Before we jump into the numbers, we should explain that prices in cities are much higher than those in rural areas. But, cities have more job opportunities.
These are the required income parameters of residents in major Canadian cities:
- Vancouver: $152,206
- Calgary: $107,123
- Edmonton: $72,812
- Regina: $65,881
- Saskatoon: $71,006
- Winnipeg: $58,191
- Ottawa: $74,216
- Toronto: $128,746
- Montreal: $78,473
- Halifax: $56,929
- St. John's: $54,717
As for rural residents, they make about $200-$300 less than their urban counterparts. And, their properties cost less. Overall, Canadian rural residents earn about $40,113 per year.
Filing Taxes for the First Time
Just like any other Canadian resident, you will need to file your taxes. However, you are only considered a newcomer for tax purposes during the first year you're filing. After that, you'll file just like everyone else.
Do New Immigrants Pay Taxes?
Even if you've only lived in Canada for part of the year, you need to file a tax return.
Even if you don't have any income for the year you're filing, you still have to file the paperwork.
How Do I File My First Canadian Tax Return?
When you're filing your first tax return, you'll want to use the tax package for the province or territory in which you're currently living. However, there're online platforms that can make filing your taxes a much easier process; TurboTax or SimpleTax are good options.
You'll also need identification information and the exact date that you entered the country.
For the amount of time that you didn't reside in Canada, you have to report your world income. This includes all of the income that you earned inside and outside of Canada during the given tax year.
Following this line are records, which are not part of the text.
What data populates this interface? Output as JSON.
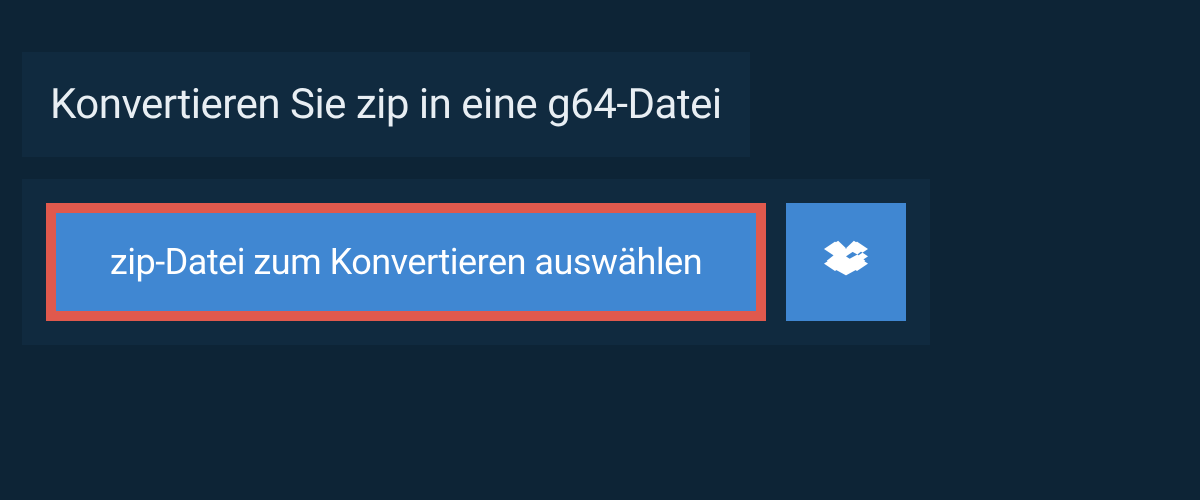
{
  "header": {
    "title": "Konvertieren Sie zip in eine g64-Datei"
  },
  "actions": {
    "select_file_label": "zip-Datei zum Konvertieren auswählen"
  },
  "colors": {
    "page_bg": "#0d2436",
    "panel_bg": "#102a3f",
    "button_bg": "#4087d2",
    "highlight_border": "#e0594d",
    "text_light": "#e8eef3",
    "text_white": "#ffffff"
  }
}
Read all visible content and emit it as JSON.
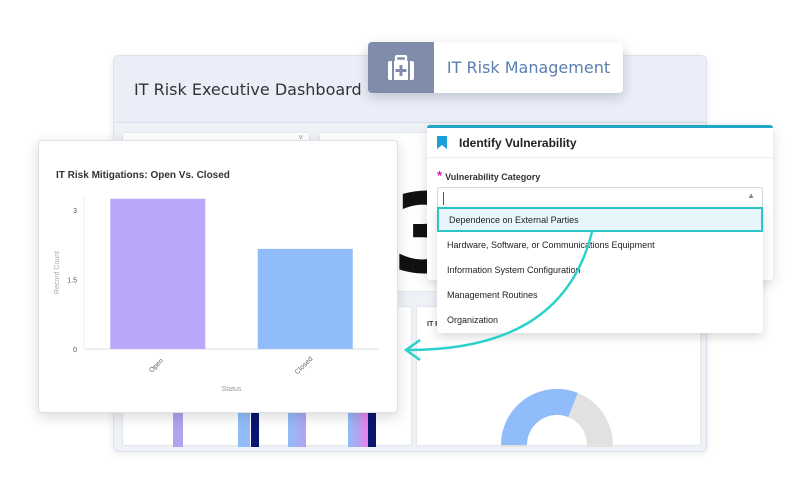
{
  "dashboard": {
    "title": "IT Risk Executive Dashboard",
    "big_number": "3",
    "panel_label": "IT R"
  },
  "badge": {
    "icon": "medical-kit-icon",
    "label": "IT Risk Management",
    "icon_bg": "#7f8cab"
  },
  "chart_data": {
    "type": "bar",
    "title": "IT Risk Mitigations: Open Vs. Closed",
    "categories": [
      "Open",
      "Closed"
    ],
    "values": [
      3.24,
      2.16
    ],
    "colors": [
      "#b8a7fb",
      "#90bdfa"
    ],
    "xlabel": "Status",
    "ylabel": "Record Count",
    "yticks": [
      "0",
      "1.5",
      "3"
    ],
    "ylim": [
      0,
      3.3
    ]
  },
  "form": {
    "title": "Identify Vulnerability",
    "field_label": "Vulnerability Category",
    "input_value": "",
    "options": [
      "Dependence on External Parties",
      "Hardware, Software, or Communications Equipment",
      "Information System Configuration",
      "Management Routines",
      "Organization"
    ],
    "selected": 0,
    "accent": "#1fa6c9"
  }
}
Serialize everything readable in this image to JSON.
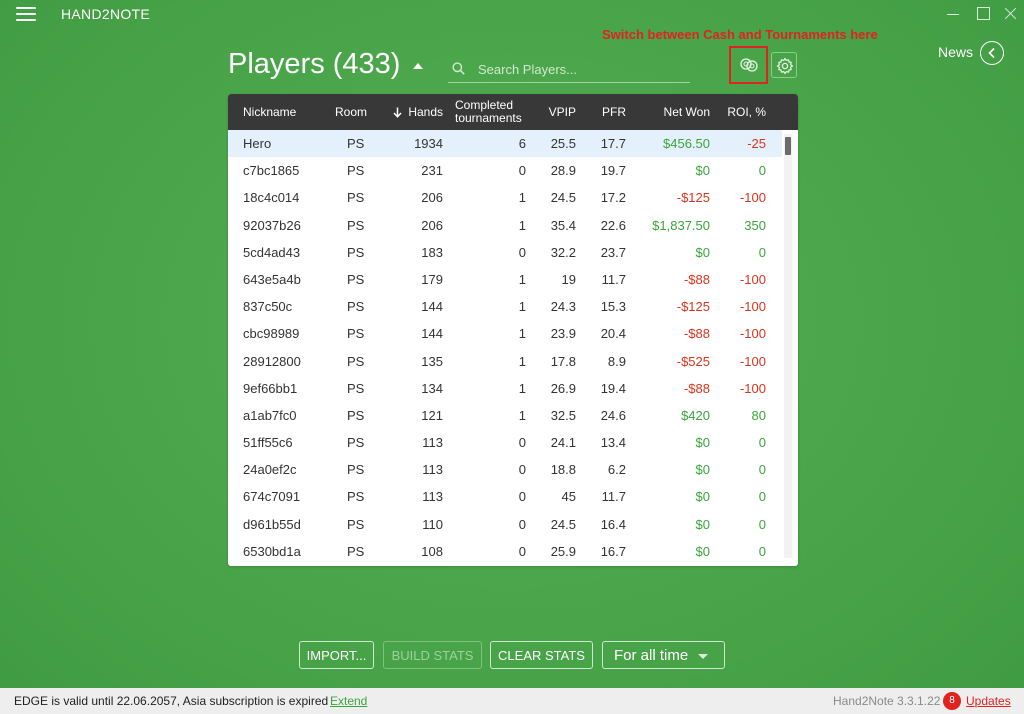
{
  "app": {
    "title": "HAND2NOTE",
    "version": "Hand2Note 3.3.1.22"
  },
  "header": {
    "title": "Players (433)",
    "search_placeholder": "Search Players...",
    "search_value": "",
    "annotation": "Switch between Cash and Tournaments here",
    "news_label": "News"
  },
  "table": {
    "columns": {
      "nickname": "Nickname",
      "room": "Room",
      "hands": "Hands",
      "completed": "Completed tournaments",
      "vpip": "VPIP",
      "pfr": "PFR",
      "net_won": "Net Won",
      "roi": "ROI, %"
    },
    "sort_column": "Hands",
    "rows": [
      {
        "nickname": "Hero",
        "room": "PS",
        "hands": "1934",
        "completed": "6",
        "vpip": "25.5",
        "pfr": "17.7",
        "net_won": "$456.50",
        "roi": "-25",
        "net_class": "pos",
        "roi_class": "neg"
      },
      {
        "nickname": "c7bc1865",
        "room": "PS",
        "hands": "231",
        "completed": "0",
        "vpip": "28.9",
        "pfr": "19.7",
        "net_won": "$0",
        "roi": "0",
        "net_class": "zero",
        "roi_class": "zero"
      },
      {
        "nickname": "18c4c014",
        "room": "PS",
        "hands": "206",
        "completed": "1",
        "vpip": "24.5",
        "pfr": "17.2",
        "net_won": "-$125",
        "roi": "-100",
        "net_class": "neg",
        "roi_class": "neg"
      },
      {
        "nickname": "92037b26",
        "room": "PS",
        "hands": "206",
        "completed": "1",
        "vpip": "35.4",
        "pfr": "22.6",
        "net_won": "$1,837.50",
        "roi": "350",
        "net_class": "pos",
        "roi_class": "pos"
      },
      {
        "nickname": "5cd4ad43",
        "room": "PS",
        "hands": "183",
        "completed": "0",
        "vpip": "32.2",
        "pfr": "23.7",
        "net_won": "$0",
        "roi": "0",
        "net_class": "zero",
        "roi_class": "zero"
      },
      {
        "nickname": "643e5a4b",
        "room": "PS",
        "hands": "179",
        "completed": "1",
        "vpip": "19",
        "pfr": "11.7",
        "net_won": "-$88",
        "roi": "-100",
        "net_class": "neg",
        "roi_class": "neg"
      },
      {
        "nickname": "837c50c",
        "room": "PS",
        "hands": "144",
        "completed": "1",
        "vpip": "24.3",
        "pfr": "15.3",
        "net_won": "-$125",
        "roi": "-100",
        "net_class": "neg",
        "roi_class": "neg"
      },
      {
        "nickname": "cbc98989",
        "room": "PS",
        "hands": "144",
        "completed": "1",
        "vpip": "23.9",
        "pfr": "20.4",
        "net_won": "-$88",
        "roi": "-100",
        "net_class": "neg",
        "roi_class": "neg"
      },
      {
        "nickname": "28912800",
        "room": "PS",
        "hands": "135",
        "completed": "1",
        "vpip": "17.8",
        "pfr": "8.9",
        "net_won": "-$525",
        "roi": "-100",
        "net_class": "neg",
        "roi_class": "neg"
      },
      {
        "nickname": "9ef66bb1",
        "room": "PS",
        "hands": "134",
        "completed": "1",
        "vpip": "26.9",
        "pfr": "19.4",
        "net_won": "-$88",
        "roi": "-100",
        "net_class": "neg",
        "roi_class": "neg"
      },
      {
        "nickname": "a1ab7fc0",
        "room": "PS",
        "hands": "121",
        "completed": "1",
        "vpip": "32.5",
        "pfr": "24.6",
        "net_won": "$420",
        "roi": "80",
        "net_class": "pos",
        "roi_class": "pos"
      },
      {
        "nickname": "51ff55c6",
        "room": "PS",
        "hands": "113",
        "completed": "0",
        "vpip": "24.1",
        "pfr": "13.4",
        "net_won": "$0",
        "roi": "0",
        "net_class": "zero",
        "roi_class": "zero"
      },
      {
        "nickname": "24a0ef2c",
        "room": "PS",
        "hands": "113",
        "completed": "0",
        "vpip": "18.8",
        "pfr": "6.2",
        "net_won": "$0",
        "roi": "0",
        "net_class": "zero",
        "roi_class": "zero"
      },
      {
        "nickname": "674c7091",
        "room": "PS",
        "hands": "113",
        "completed": "0",
        "vpip": "45",
        "pfr": "11.7",
        "net_won": "$0",
        "roi": "0",
        "net_class": "zero",
        "roi_class": "zero"
      },
      {
        "nickname": "d961b55d",
        "room": "PS",
        "hands": "110",
        "completed": "0",
        "vpip": "24.5",
        "pfr": "16.4",
        "net_won": "$0",
        "roi": "0",
        "net_class": "zero",
        "roi_class": "zero"
      },
      {
        "nickname": "6530bd1a",
        "room": "PS",
        "hands": "108",
        "completed": "0",
        "vpip": "25.9",
        "pfr": "16.7",
        "net_won": "$0",
        "roi": "0",
        "net_class": "zero",
        "roi_class": "zero"
      }
    ]
  },
  "actions": {
    "import": "IMPORT...",
    "build_stats": "BUILD STATS",
    "clear_stats": "CLEAR STATS",
    "time_filter": "For all time"
  },
  "status": {
    "text": "EDGE is valid until 22.06.2057,  Asia subscription is expired",
    "extend": "Extend",
    "updates_count": "8",
    "updates_label": "Updates"
  },
  "colors": {
    "background": "#4aa54a",
    "header_row": "#383838",
    "positive": "#3aa53a",
    "negative": "#d9341d",
    "annotation": "#e0231f",
    "selected_row": "#e4f0fb"
  },
  "icons": {
    "menu": "hamburger-icon",
    "search": "search-icon",
    "mode_switch": "cash-tournament-switch-icon",
    "settings": "gear-icon",
    "news": "chevron-left-circle-icon",
    "sort": "arrow-down-icon"
  }
}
Completing Your Newcomer Financial Checklist
Congratulations! Not only are you moving to Canada. You're also now prepared for all of the financial responsibilities that come with such a move.
That's why we're here. Our team here at Insurdinary can help guide you through the ups and the downs of your new financial life in Canada. Take a look at our blog for more financial resources.